───── DATA SECTION ─────

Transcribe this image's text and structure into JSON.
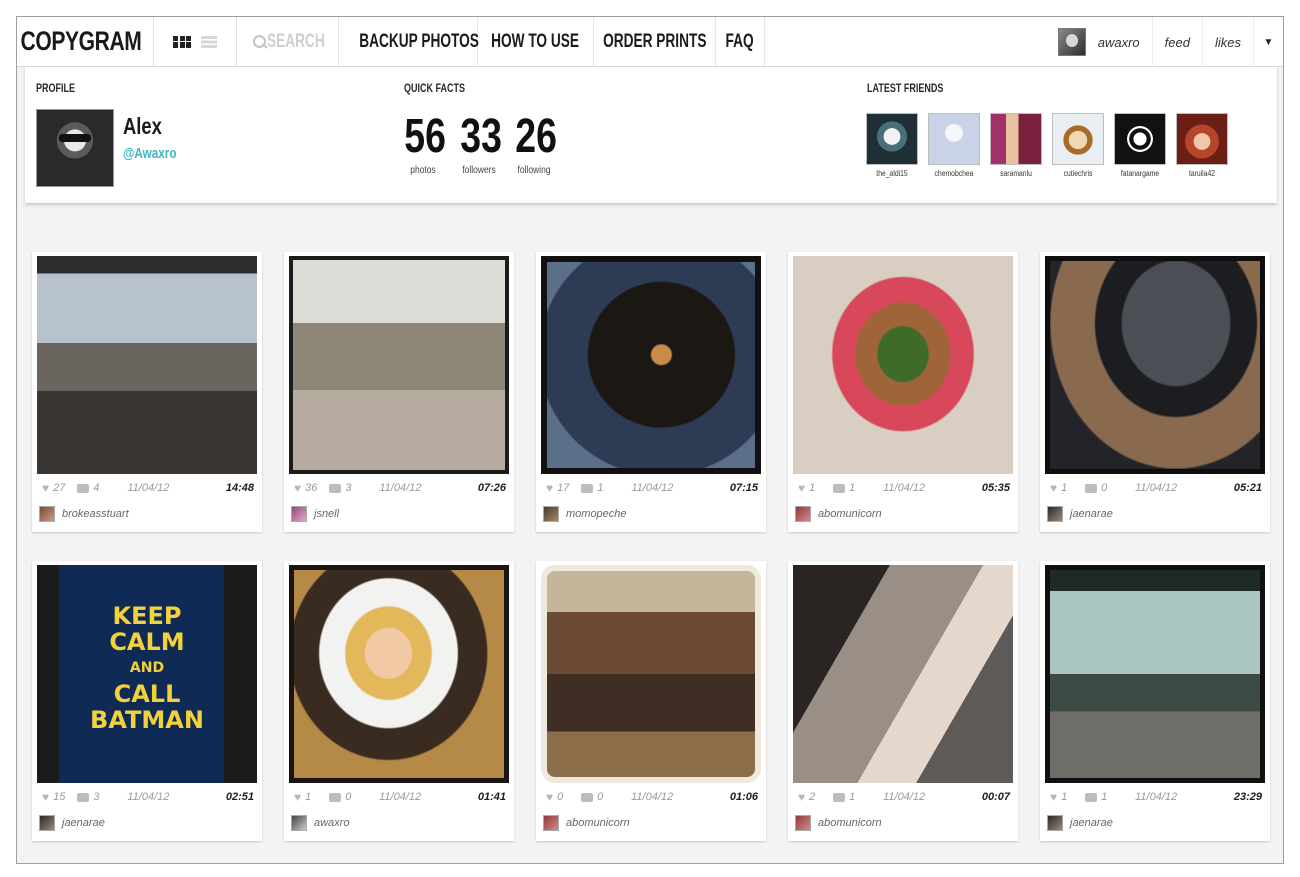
{
  "nav": {
    "logo": "COPYGRAM",
    "search_label": "SEARCH",
    "menu": [
      "BACKUP PHOTOS",
      "HOW TO USE",
      "ORDER PRINTS",
      "FAQ"
    ],
    "user": {
      "username": "awaxro",
      "feed": "feed",
      "likes": "likes",
      "caret": "▼"
    }
  },
  "profile": {
    "section_title": "PROFILE",
    "name": "Alex",
    "handle": "@Awaxro"
  },
  "quick_facts": {
    "section_title": "QUICK FACTS",
    "items": [
      {
        "value": "56",
        "label": "photos"
      },
      {
        "value": "33",
        "label": "followers"
      },
      {
        "value": "26",
        "label": "following"
      }
    ]
  },
  "friends": {
    "section_title": "LATEST FRIENDS",
    "items": [
      {
        "name": "the_aldi15"
      },
      {
        "name": "chemobchea"
      },
      {
        "name": "saramanlu"
      },
      {
        "name": "cutiechris"
      },
      {
        "name": "fatanargame"
      },
      {
        "name": "taruila42"
      }
    ]
  },
  "photos": [
    {
      "likes": "27",
      "comments": "4",
      "date": "11/04/12",
      "time": "14:48",
      "user": "brokeasstuart"
    },
    {
      "likes": "36",
      "comments": "3",
      "date": "11/04/12",
      "time": "07:26",
      "user": "jsnell"
    },
    {
      "likes": "17",
      "comments": "1",
      "date": "11/04/12",
      "time": "07:15",
      "user": "momopeche"
    },
    {
      "likes": "1",
      "comments": "1",
      "date": "11/04/12",
      "time": "05:35",
      "user": "abomunicorn"
    },
    {
      "likes": "1",
      "comments": "0",
      "date": "11/04/12",
      "time": "05:21",
      "user": "jaenarae"
    },
    {
      "likes": "15",
      "comments": "3",
      "date": "11/04/12",
      "time": "02:51",
      "user": "jaenarae"
    },
    {
      "likes": "1",
      "comments": "0",
      "date": "11/04/12",
      "time": "01:41",
      "user": "awaxro"
    },
    {
      "likes": "0",
      "comments": "0",
      "date": "11/04/12",
      "time": "01:06",
      "user": "abomunicorn"
    },
    {
      "likes": "2",
      "comments": "1",
      "date": "11/04/12",
      "time": "00:07",
      "user": "abomunicorn"
    },
    {
      "likes": "1",
      "comments": "1",
      "date": "11/04/12",
      "time": "23:29",
      "user": "jaenarae"
    }
  ],
  "sign": {
    "line1": "KEEP",
    "line2": "CALM",
    "line3": "AND",
    "line4": "CALL",
    "line5": "BATMAN"
  }
}
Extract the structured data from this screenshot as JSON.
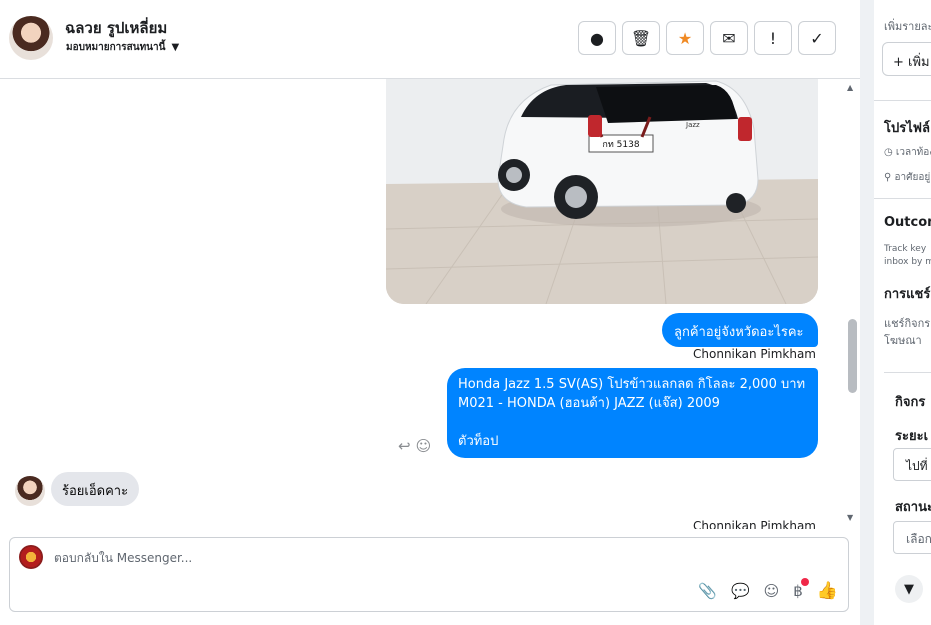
{
  "header": {
    "contact_name": "ฉลวย รูปเหลี่ยม",
    "assign_label": "มอบหมายการสนทนานี้",
    "toolbar": [
      {
        "icon": "alert-circle-icon",
        "glyph": "❗"
      },
      {
        "icon": "trash-icon",
        "glyph": "🗑"
      },
      {
        "icon": "star-icon",
        "glyph": "★"
      },
      {
        "icon": "envelope-icon",
        "glyph": "✉"
      },
      {
        "icon": "exclamation-icon",
        "glyph": "!"
      },
      {
        "icon": "check-icon",
        "glyph": "✓"
      }
    ]
  },
  "thread": {
    "messages": [
      {
        "direction": "out",
        "text": "ลูกค้าอยู่จังหวัดอะไรคะ",
        "sender": "Chonnikan Pimkham"
      },
      {
        "direction": "out",
        "lines": [
          "Honda Jazz 1.5 SV(AS) โปรข้าวแลกลด กิโลละ 2,000 บาท",
          "M021 - HONDA (ฮอนด้า) JAZZ (แจ๊ส) 2009",
          "ตัวท็อป"
        ]
      },
      {
        "direction": "in",
        "text": "ร้อยเอ็ดคาะ"
      }
    ],
    "trailing_sender": "Chonnikan Pimkham",
    "car_plate": "กท 5138",
    "car_badge": "Jazz"
  },
  "composer": {
    "placeholder": "ตอบกลับใน Messenger..."
  },
  "side": {
    "add_detail": "เพิ่มรายละเอียด",
    "add_button": "+ เพิ่ม",
    "profile_title": "โปรไฟล์",
    "local_time": "เวลาท้องถิ่น",
    "address": "อาศัยอยู่",
    "outcomes_title": "Outcomes",
    "outcomes_desc_1": "Track key",
    "outcomes_desc_2": "inbox by m",
    "share_title": "การแชร์",
    "share_desc_1": "แชร์กิจกร",
    "share_desc_2": "โฆษณา",
    "activity_title": "กิจกร",
    "period_label": "ระยะเ",
    "period_value": "ไปที่",
    "status_label": "สถานะ",
    "status_value": "เลือก"
  },
  "colors": {
    "outgoing_bubble": "#0084ff",
    "incoming_bubble": "#e4e6eb",
    "star": "#f08a24",
    "notify_dot": "#f02849"
  }
}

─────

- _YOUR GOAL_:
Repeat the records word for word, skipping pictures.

- _EXERCISE ANSWER_:
Transcribe this image's text and structure into JSON.
{
  "nav": {
    "logo": "COPYGRAM",
    "search_label": "SEARCH",
    "menu": [
      "BACKUP PHOTOS",
      "HOW TO USE",
      "ORDER PRINTS",
      "FAQ"
    ],
    "user": {
      "username": "awaxro",
      "feed": "feed",
      "likes": "likes",
      "caret": "▼"
    }
  },
  "profile": {
    "section_title": "PROFILE",
    "name": "Alex",
    "handle": "@Awaxro"
  },
  "quick_facts": {
    "section_title": "QUICK FACTS",
    "items": [
      {
        "value": "56",
        "label": "photos"
      },
      {
        "value": "33",
        "label": "followers"
      },
      {
        "value": "26",
        "label": "following"
      }
    ]
  },
  "friends": {
    "section_title": "LATEST FRIENDS",
    "items": [
      {
        "name": "the_aldi15"
      },
      {
        "name": "chemobchea"
      },
      {
        "name": "saramanlu"
      },
      {
        "name": "cutiechris"
      },
      {
        "name": "fatanargame"
      },
      {
        "name": "taruila42"
      }
    ]
  },
  "photos": [
    {
      "likes": "27",
      "comments": "4",
      "date": "11/04/12",
      "time": "14:48",
      "user": "brokeasstuart"
    },
    {
      "likes": "36",
      "comments": "3",
      "date": "11/04/12",
      "time": "07:26",
      "user": "jsnell"
    },
    {
      "likes": "17",
      "comments": "1",
      "date": "11/04/12",
      "time": "07:15",
      "user": "momopeche"
    },
    {
      "likes": "1",
      "comments": "1",
      "date": "11/04/12",
      "time": "05:35",
      "user": "abomunicorn"
    },
    {
      "likes": "1",
      "comments": "0",
      "date": "11/04/12",
      "time": "05:21",
      "user": "jaenarae"
    },
    {
      "likes": "15",
      "comments": "3",
      "date": "11/04/12",
      "time": "02:51",
      "user": "jaenarae"
    },
    {
      "likes": "1",
      "comments": "0",
      "date": "11/04/12",
      "time": "01:41",
      "user": "awaxro"
    },
    {
      "likes": "0",
      "comments": "0",
      "date": "11/04/12",
      "time": "01:06",
      "user": "abomunicorn"
    },
    {
      "likes": "2",
      "comments": "1",
      "date": "11/04/12",
      "time": "00:07",
      "user": "abomunicorn"
    },
    {
      "likes": "1",
      "comments": "1",
      "date": "11/04/12",
      "time": "23:29",
      "user": "jaenarae"
    }
  ],
  "sign": {
    "line1": "KEEP",
    "line2": "CALM",
    "line3": "AND",
    "line4": "CALL",
    "line5": "BATMAN"
  }
}
Extract the structured data from this screenshot as JSON.
{
  "header": {
    "contact_name": "ฉลวย รูปเหลี่ยม",
    "assign_label": "มอบหมายการสนทนานี้",
    "toolbar": [
      {
        "icon": "alert-circle-icon",
        "glyph": "❗"
      },
      {
        "icon": "trash-icon",
        "glyph": "🗑"
      },
      {
        "icon": "star-icon",
        "glyph": "★"
      },
      {
        "icon": "envelope-icon",
        "glyph": "✉"
      },
      {
        "icon": "exclamation-icon",
        "glyph": "!"
      },
      {
        "icon": "check-icon",
        "glyph": "✓"
      }
    ]
  },
  "thread": {
    "messages": [
      {
        "direction": "out",
        "text": "ลูกค้าอยู่จังหวัดอะไรคะ",
        "sender": "Chonnikan Pimkham"
      },
      {
        "direction": "out",
        "lines": [
          "Honda Jazz 1.5 SV(AS) โปรข้าวแลกลด กิโลละ 2,000 บาท",
          "M021 - HONDA (ฮอนด้า) JAZZ (แจ๊ส) 2009",
          "ตัวท็อป"
        ]
      },
      {
        "direction": "in",
        "text": "ร้อยเอ็ดคาะ"
      }
    ],
    "trailing_sender": "Chonnikan Pimkham",
    "car_plate": "กท 5138",
    "car_badge": "Jazz"
  },
  "composer": {
    "placeholder": "ตอบกลับใน Messenger..."
  },
  "side": {
    "add_detail": "เพิ่มรายละเอียด",
    "add_button": "+ เพิ่ม",
    "profile_title": "โปรไฟล์",
    "local_time": "เวลาท้องถิ่น",
    "address": "อาศัยอยู่",
    "outcomes_title": "Outcomes",
    "outcomes_desc_1": "Track key",
    "outcomes_desc_2": "inbox by m",
    "share_title": "การแชร์",
    "share_desc_1": "แชร์กิจกร",
    "share_desc_2": "โฆษณา",
    "activity_title": "กิจกร",
    "period_label": "ระยะเ",
    "period_value": "ไปที่",
    "status_label": "สถานะ",
    "status_value": "เลือก"
  },
  "colors": {
    "outgoing_bubble": "#0084ff",
    "incoming_bubble": "#e4e6eb",
    "star": "#f08a24",
    "notify_dot": "#f02849"
  }
}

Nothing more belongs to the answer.